_WHAT IS REQUIRED_
Comb the records below for the string "Rating" and copy each line where it turns up.
[[ PROVIDED DATA open ]]
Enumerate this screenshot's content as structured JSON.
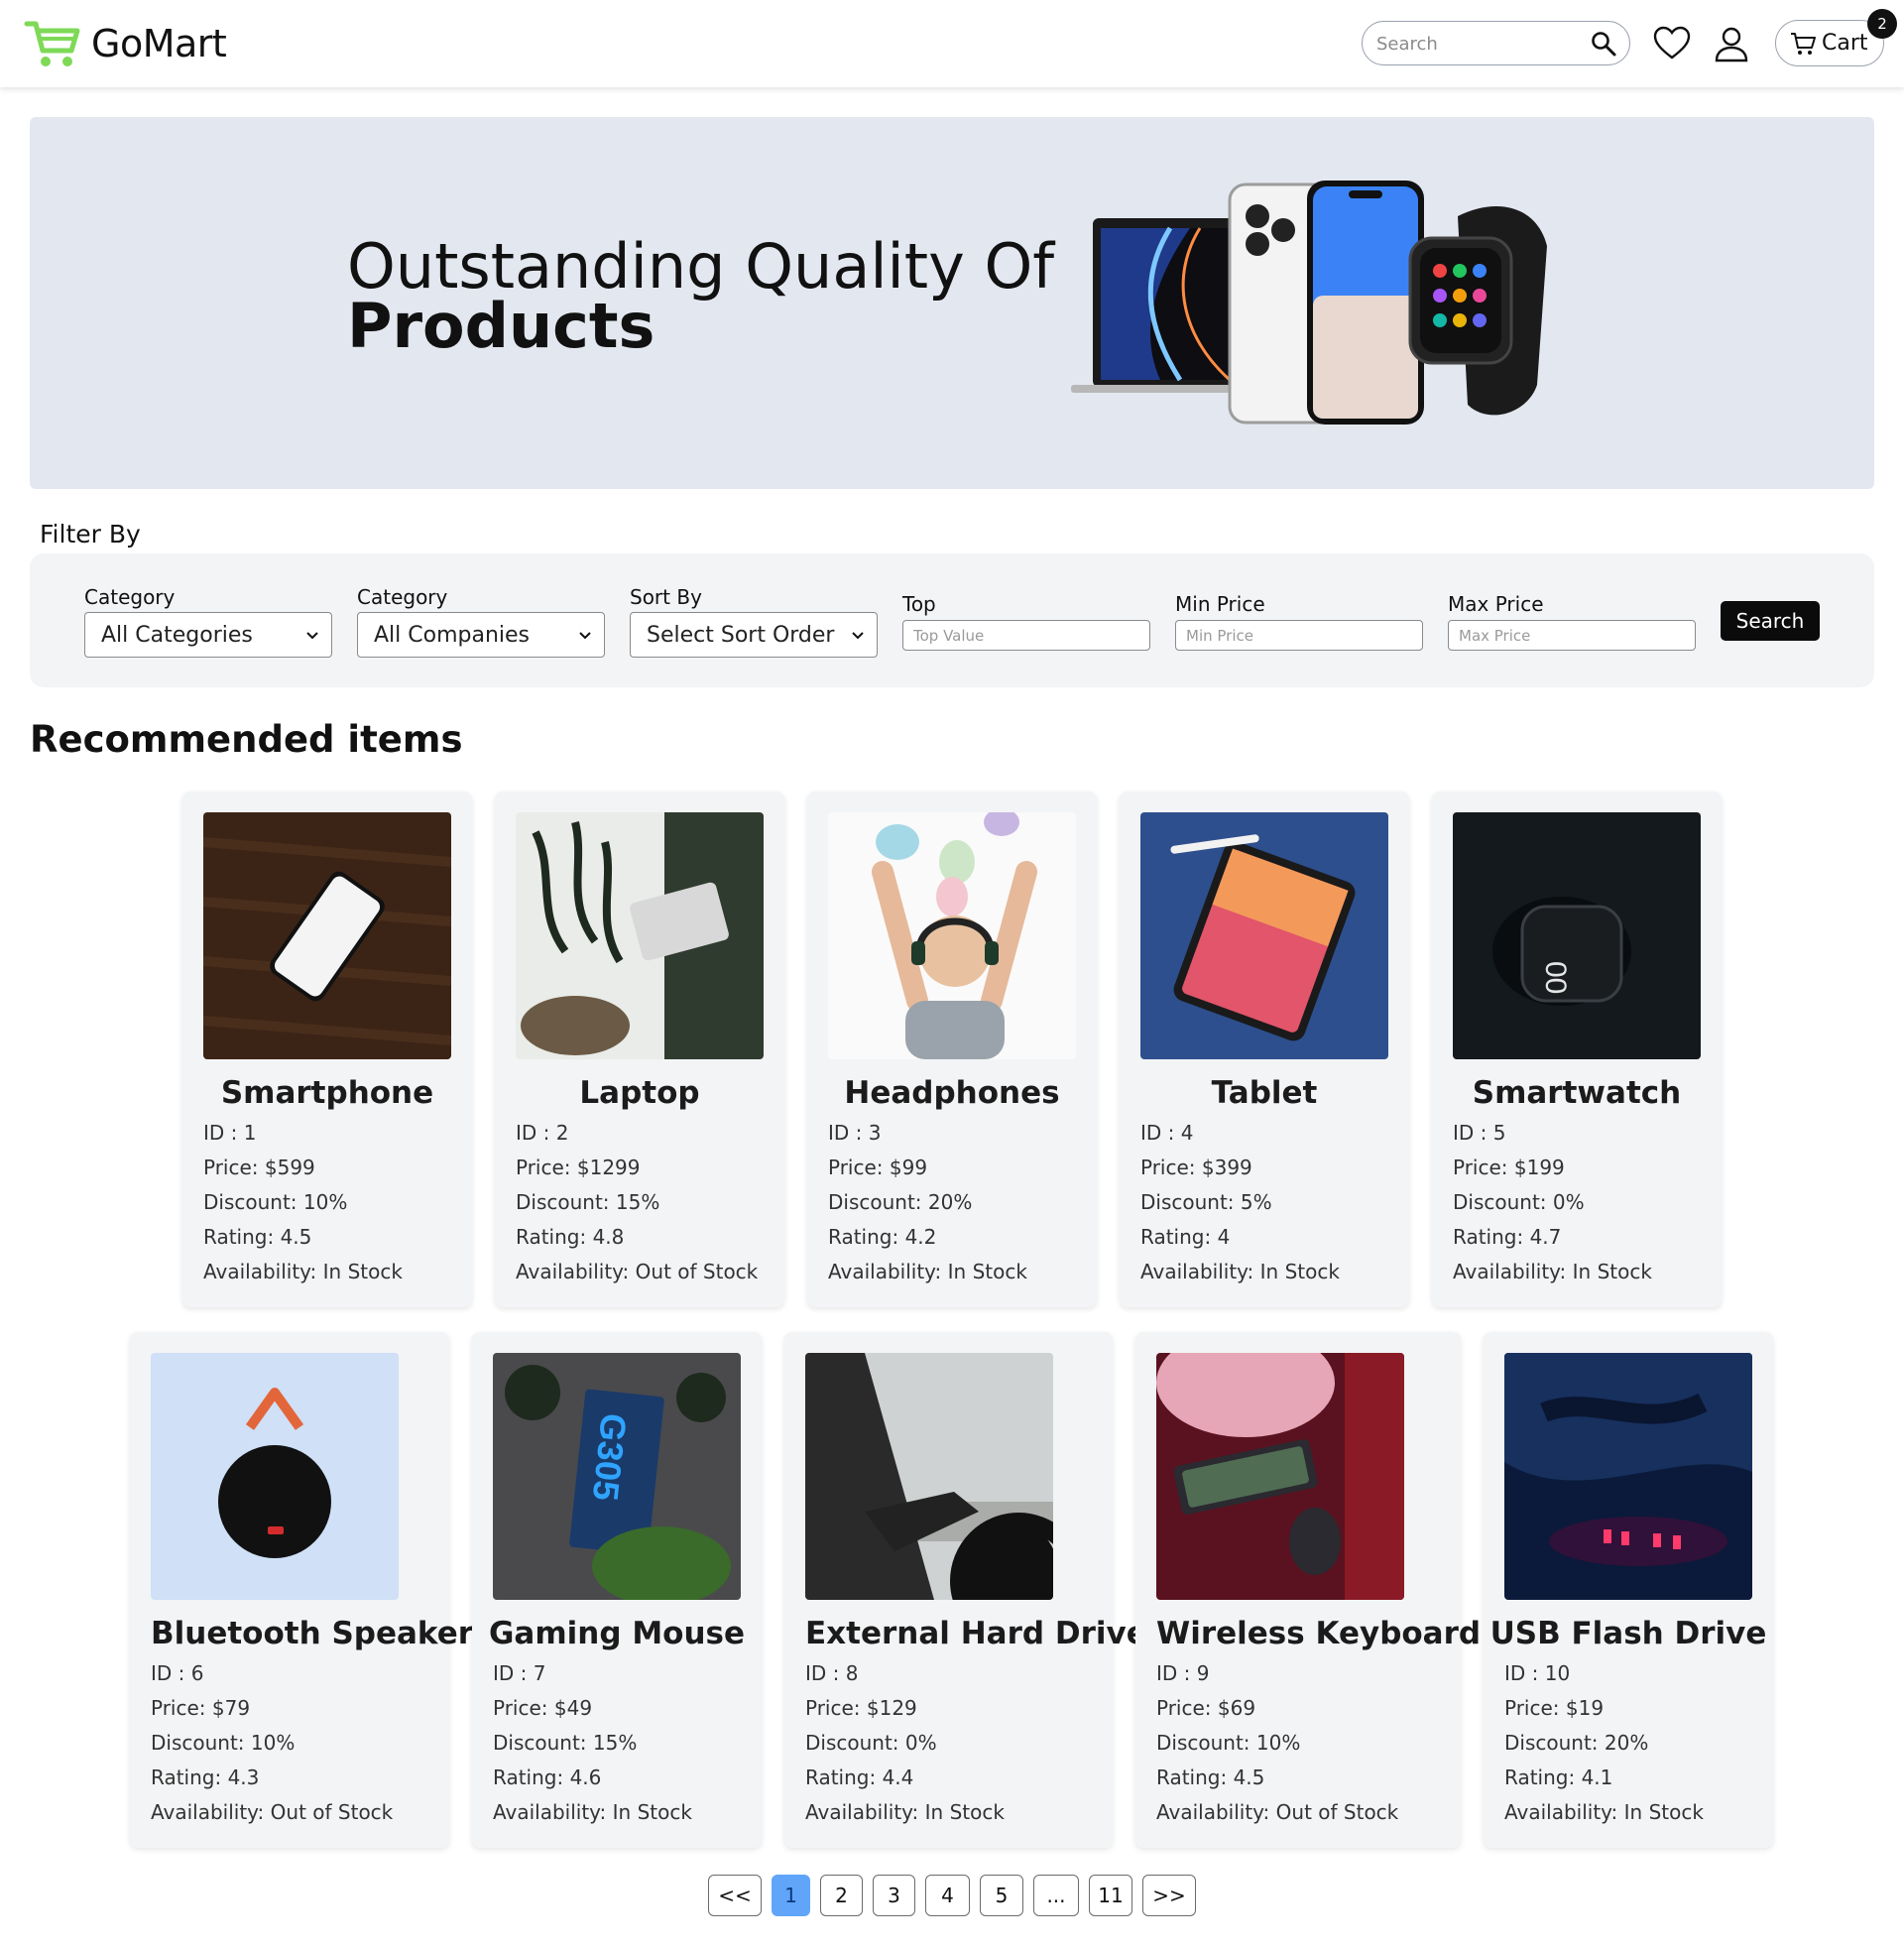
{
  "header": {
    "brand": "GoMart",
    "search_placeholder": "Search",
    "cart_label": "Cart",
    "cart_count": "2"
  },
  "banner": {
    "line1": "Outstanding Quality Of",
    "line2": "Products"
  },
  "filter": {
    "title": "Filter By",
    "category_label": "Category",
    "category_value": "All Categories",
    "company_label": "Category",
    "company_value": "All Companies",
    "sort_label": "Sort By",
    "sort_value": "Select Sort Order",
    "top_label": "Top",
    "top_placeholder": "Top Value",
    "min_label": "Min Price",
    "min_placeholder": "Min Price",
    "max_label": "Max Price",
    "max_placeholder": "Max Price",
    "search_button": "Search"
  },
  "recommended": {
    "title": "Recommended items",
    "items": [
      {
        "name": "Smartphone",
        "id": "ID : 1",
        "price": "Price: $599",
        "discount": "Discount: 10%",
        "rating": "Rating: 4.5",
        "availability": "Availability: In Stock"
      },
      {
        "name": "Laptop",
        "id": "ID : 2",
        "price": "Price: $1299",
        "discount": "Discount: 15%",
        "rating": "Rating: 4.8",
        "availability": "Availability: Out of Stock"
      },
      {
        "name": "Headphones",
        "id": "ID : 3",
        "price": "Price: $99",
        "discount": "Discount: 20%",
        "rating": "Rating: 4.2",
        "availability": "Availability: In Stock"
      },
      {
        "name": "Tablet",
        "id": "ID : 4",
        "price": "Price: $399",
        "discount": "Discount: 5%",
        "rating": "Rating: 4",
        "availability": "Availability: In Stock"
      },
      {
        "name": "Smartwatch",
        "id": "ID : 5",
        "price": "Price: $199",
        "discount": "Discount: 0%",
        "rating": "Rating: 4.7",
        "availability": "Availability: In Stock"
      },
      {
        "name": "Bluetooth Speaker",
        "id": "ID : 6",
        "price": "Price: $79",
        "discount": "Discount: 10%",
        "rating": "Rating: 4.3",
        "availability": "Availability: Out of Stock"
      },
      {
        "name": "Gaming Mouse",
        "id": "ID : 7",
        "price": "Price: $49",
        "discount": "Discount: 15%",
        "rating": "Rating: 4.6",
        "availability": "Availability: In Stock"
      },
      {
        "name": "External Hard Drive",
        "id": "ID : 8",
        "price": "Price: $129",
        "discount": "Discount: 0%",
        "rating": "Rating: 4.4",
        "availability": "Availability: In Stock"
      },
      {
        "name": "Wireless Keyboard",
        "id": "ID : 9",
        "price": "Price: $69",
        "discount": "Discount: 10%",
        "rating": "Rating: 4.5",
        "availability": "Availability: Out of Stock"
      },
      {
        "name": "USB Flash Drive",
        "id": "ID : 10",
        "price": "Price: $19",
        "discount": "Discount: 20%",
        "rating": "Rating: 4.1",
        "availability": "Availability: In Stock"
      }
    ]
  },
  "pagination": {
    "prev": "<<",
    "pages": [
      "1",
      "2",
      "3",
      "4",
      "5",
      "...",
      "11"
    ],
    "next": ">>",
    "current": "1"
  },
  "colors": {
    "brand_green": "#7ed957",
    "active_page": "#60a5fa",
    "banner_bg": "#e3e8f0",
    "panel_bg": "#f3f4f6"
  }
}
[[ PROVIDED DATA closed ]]
_SOLUTION FOR THIS PROBLEM_
        "rating": "Rating: 4.5",
        "rating": "Rating: 4.8",
        "rating": "Rating: 4.2",
        "rating": "Rating: 4",
        "rating": "Rating: 4.7",
        "rating": "Rating: 4.3",
        "rating": "Rating: 4.6",
        "rating": "Rating: 4.4",
        "rating": "Rating: 4.5",
        "rating": "Rating: 4.1",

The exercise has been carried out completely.